• Input for this task:
────────

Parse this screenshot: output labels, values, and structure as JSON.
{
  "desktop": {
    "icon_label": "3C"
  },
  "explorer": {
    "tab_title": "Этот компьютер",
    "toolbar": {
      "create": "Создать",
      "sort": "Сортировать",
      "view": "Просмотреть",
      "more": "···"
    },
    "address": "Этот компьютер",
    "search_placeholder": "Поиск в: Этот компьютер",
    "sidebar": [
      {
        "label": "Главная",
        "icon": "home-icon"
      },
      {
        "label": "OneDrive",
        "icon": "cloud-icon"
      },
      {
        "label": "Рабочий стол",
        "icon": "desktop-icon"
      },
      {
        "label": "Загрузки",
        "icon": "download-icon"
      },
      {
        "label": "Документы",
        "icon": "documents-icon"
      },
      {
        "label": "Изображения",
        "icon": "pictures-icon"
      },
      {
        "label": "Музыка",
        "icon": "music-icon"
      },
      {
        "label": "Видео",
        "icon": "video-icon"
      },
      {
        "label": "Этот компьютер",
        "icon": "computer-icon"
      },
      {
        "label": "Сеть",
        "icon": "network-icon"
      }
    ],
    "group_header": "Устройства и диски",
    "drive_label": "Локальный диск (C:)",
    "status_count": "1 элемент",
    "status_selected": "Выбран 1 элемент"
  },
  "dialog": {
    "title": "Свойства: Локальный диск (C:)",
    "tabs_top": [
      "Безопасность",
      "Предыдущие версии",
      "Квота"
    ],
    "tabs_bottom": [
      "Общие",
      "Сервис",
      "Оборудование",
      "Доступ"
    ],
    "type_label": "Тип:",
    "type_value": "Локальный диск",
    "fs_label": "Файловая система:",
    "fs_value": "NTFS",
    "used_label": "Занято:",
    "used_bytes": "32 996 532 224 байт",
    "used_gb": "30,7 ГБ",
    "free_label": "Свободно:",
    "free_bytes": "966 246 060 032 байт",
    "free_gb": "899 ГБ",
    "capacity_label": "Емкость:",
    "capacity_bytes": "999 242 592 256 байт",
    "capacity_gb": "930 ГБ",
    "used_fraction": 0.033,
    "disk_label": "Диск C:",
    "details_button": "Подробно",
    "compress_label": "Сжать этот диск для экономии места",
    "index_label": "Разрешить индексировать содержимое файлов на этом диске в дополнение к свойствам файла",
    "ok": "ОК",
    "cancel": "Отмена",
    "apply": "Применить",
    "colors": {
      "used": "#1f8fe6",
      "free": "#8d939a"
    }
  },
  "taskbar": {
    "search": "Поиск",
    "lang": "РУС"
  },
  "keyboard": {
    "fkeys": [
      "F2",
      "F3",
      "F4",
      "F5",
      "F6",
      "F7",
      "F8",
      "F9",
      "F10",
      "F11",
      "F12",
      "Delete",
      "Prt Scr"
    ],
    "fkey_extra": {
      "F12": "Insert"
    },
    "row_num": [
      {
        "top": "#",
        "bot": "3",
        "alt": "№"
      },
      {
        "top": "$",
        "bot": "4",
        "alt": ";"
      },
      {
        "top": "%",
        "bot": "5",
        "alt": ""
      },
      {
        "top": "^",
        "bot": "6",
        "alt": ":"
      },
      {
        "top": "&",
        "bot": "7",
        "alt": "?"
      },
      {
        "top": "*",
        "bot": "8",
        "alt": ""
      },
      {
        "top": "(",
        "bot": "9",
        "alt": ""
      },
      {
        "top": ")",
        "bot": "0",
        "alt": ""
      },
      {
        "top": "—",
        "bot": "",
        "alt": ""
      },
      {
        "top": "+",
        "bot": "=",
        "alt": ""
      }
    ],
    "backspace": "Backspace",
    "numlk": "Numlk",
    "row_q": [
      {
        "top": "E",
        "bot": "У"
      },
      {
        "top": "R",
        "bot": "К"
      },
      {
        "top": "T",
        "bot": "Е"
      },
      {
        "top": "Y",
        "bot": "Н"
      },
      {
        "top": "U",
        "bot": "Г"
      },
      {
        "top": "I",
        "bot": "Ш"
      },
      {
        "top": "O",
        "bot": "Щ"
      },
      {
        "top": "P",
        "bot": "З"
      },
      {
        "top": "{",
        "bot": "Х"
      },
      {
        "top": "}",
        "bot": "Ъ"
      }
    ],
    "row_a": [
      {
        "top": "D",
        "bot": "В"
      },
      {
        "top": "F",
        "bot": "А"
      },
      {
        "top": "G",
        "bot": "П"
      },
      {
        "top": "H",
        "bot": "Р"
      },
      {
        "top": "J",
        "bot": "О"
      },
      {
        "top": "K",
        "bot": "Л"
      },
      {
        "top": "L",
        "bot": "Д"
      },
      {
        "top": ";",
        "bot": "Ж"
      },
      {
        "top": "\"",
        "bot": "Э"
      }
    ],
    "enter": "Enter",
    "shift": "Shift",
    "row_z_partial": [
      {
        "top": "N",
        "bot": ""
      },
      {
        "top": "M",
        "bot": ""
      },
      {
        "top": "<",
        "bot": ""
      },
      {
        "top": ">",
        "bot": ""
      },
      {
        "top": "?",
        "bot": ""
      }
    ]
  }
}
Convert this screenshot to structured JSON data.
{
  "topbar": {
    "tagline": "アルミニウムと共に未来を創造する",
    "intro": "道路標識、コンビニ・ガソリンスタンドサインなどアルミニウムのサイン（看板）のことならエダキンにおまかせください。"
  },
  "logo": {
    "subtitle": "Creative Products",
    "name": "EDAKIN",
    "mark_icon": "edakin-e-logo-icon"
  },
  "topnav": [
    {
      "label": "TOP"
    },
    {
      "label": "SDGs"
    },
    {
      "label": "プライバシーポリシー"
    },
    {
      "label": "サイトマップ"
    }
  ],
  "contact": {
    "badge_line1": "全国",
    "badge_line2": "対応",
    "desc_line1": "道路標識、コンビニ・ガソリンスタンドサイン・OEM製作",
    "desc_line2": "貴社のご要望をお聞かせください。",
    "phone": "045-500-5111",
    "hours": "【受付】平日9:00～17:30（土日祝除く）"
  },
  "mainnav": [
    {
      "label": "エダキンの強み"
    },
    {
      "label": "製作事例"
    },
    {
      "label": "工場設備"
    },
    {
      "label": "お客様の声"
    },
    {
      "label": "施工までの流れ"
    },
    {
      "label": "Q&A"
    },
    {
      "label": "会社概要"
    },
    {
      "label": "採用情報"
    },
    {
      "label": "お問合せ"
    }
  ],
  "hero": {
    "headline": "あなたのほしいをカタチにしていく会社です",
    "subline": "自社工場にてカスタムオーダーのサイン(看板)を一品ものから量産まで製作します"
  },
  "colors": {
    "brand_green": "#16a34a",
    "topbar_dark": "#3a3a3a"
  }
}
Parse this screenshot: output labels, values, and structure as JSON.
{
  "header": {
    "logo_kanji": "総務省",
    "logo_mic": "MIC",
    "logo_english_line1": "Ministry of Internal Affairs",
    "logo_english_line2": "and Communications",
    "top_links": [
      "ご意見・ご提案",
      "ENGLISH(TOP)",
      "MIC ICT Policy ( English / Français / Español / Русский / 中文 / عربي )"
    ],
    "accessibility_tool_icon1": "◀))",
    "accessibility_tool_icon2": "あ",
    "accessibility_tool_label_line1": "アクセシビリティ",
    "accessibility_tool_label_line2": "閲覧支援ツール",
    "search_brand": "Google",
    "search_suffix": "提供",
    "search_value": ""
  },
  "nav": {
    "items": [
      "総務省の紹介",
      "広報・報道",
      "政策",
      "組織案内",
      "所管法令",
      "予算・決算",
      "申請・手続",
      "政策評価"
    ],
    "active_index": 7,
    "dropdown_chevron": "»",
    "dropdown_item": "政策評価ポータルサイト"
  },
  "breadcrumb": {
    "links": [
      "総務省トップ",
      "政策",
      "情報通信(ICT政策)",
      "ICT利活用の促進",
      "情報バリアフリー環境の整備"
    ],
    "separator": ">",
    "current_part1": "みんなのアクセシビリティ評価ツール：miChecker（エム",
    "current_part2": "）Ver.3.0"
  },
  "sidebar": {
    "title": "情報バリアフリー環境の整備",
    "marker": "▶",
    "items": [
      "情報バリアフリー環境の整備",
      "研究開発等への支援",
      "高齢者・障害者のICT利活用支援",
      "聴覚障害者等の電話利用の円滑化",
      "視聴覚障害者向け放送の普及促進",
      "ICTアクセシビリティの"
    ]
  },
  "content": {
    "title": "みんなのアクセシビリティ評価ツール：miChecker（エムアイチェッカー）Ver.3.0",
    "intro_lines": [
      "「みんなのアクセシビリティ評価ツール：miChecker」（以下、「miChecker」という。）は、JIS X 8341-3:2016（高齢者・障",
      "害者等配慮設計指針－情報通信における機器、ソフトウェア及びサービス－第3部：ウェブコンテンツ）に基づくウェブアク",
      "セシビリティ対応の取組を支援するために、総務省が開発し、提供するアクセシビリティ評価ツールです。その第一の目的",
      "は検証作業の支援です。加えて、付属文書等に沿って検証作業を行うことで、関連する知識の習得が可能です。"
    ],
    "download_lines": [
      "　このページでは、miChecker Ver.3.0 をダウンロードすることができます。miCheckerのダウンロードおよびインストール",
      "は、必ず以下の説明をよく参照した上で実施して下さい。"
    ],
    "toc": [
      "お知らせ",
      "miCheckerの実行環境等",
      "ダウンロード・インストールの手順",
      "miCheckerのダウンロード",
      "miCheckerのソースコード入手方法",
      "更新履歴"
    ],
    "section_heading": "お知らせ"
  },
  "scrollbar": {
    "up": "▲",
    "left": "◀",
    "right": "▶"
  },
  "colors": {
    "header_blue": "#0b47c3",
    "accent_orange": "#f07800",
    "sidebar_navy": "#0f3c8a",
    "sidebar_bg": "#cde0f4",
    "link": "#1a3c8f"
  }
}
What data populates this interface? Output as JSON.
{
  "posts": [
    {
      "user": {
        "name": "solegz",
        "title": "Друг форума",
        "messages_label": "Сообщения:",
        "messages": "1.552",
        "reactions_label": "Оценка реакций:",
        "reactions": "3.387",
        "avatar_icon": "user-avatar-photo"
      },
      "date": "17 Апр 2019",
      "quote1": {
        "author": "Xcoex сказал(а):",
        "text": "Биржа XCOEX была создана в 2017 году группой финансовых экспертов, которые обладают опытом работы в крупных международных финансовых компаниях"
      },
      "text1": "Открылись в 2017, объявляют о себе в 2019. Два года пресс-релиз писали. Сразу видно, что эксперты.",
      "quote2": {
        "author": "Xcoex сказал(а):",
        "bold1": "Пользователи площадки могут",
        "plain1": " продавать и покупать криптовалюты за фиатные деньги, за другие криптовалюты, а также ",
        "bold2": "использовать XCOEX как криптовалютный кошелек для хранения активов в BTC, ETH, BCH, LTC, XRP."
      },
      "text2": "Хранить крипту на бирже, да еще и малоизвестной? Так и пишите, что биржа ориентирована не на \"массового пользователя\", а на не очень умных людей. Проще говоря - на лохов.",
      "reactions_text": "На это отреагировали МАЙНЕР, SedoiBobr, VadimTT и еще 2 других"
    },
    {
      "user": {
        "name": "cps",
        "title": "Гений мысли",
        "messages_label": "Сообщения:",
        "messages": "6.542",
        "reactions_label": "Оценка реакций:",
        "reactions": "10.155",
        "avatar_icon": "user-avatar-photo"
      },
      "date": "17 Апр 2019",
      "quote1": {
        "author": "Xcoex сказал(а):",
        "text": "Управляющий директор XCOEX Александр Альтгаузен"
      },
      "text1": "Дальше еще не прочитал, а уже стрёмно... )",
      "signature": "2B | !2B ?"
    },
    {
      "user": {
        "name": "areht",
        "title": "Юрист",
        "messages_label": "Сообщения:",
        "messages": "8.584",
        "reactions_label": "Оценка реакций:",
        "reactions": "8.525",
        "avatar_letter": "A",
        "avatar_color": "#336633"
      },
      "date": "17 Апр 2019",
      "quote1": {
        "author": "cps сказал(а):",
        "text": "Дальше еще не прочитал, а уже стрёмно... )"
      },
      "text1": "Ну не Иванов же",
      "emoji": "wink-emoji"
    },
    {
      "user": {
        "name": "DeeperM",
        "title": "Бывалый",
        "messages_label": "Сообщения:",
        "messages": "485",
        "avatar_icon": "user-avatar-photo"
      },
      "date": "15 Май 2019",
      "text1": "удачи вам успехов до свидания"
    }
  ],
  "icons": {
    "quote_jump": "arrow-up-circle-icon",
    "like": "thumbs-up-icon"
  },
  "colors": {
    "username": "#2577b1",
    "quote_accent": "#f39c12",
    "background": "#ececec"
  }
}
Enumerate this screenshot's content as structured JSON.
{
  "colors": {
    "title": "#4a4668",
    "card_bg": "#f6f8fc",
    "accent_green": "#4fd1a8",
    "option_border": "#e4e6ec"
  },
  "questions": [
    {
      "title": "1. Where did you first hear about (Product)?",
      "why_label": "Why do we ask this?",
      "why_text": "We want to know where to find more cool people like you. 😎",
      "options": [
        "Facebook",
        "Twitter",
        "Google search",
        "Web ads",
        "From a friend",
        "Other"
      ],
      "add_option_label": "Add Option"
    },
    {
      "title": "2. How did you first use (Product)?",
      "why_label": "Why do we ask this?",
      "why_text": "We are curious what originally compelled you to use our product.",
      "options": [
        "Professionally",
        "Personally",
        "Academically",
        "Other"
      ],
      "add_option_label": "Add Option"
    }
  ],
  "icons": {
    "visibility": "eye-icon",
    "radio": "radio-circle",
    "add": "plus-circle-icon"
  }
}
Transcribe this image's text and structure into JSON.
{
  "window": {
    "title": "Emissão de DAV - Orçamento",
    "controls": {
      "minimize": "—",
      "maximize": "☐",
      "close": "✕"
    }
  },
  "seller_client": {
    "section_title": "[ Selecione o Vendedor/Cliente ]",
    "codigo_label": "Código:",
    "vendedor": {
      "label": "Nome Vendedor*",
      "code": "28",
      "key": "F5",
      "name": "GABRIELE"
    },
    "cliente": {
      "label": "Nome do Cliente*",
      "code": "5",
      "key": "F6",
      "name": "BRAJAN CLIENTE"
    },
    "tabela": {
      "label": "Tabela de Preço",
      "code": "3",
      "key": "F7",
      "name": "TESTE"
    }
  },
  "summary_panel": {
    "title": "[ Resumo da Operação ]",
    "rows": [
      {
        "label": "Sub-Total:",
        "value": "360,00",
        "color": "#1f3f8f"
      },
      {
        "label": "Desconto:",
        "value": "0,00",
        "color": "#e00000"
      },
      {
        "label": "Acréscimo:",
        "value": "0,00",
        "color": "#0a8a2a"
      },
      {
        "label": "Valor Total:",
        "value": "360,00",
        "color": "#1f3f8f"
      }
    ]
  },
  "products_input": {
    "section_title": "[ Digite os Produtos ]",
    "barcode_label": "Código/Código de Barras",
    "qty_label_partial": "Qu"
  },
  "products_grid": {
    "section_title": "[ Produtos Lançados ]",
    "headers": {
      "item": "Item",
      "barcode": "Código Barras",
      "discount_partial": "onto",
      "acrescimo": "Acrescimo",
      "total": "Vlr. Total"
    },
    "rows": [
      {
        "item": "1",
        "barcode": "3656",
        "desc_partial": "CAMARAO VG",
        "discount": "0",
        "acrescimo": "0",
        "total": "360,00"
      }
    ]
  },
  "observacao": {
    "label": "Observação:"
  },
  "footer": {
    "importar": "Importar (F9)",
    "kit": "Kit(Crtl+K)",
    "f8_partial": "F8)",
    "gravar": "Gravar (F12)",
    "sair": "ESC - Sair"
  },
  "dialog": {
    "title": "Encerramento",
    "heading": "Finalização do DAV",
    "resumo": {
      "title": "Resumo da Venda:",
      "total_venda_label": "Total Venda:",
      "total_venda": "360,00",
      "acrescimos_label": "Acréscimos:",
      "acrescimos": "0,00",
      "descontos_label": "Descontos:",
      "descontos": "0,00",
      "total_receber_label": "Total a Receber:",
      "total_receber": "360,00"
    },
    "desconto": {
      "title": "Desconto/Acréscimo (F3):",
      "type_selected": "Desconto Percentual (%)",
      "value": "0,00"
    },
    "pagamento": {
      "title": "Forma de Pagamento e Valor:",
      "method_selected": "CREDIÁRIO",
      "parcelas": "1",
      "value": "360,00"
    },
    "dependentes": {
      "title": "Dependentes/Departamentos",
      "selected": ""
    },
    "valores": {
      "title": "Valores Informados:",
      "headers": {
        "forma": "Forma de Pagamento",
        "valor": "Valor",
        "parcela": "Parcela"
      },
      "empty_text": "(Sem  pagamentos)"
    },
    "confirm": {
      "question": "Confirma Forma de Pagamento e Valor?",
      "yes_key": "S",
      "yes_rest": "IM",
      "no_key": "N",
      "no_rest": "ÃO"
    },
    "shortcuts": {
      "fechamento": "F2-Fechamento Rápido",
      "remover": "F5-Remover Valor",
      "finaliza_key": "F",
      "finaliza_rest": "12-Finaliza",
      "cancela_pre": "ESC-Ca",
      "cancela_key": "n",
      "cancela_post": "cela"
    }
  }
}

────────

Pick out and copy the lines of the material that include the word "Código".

• Solved problem:
    "codigo_label": "Código:",
    "barcode_label": "Código/Código de Barras",
      "barcode": "Código Barras",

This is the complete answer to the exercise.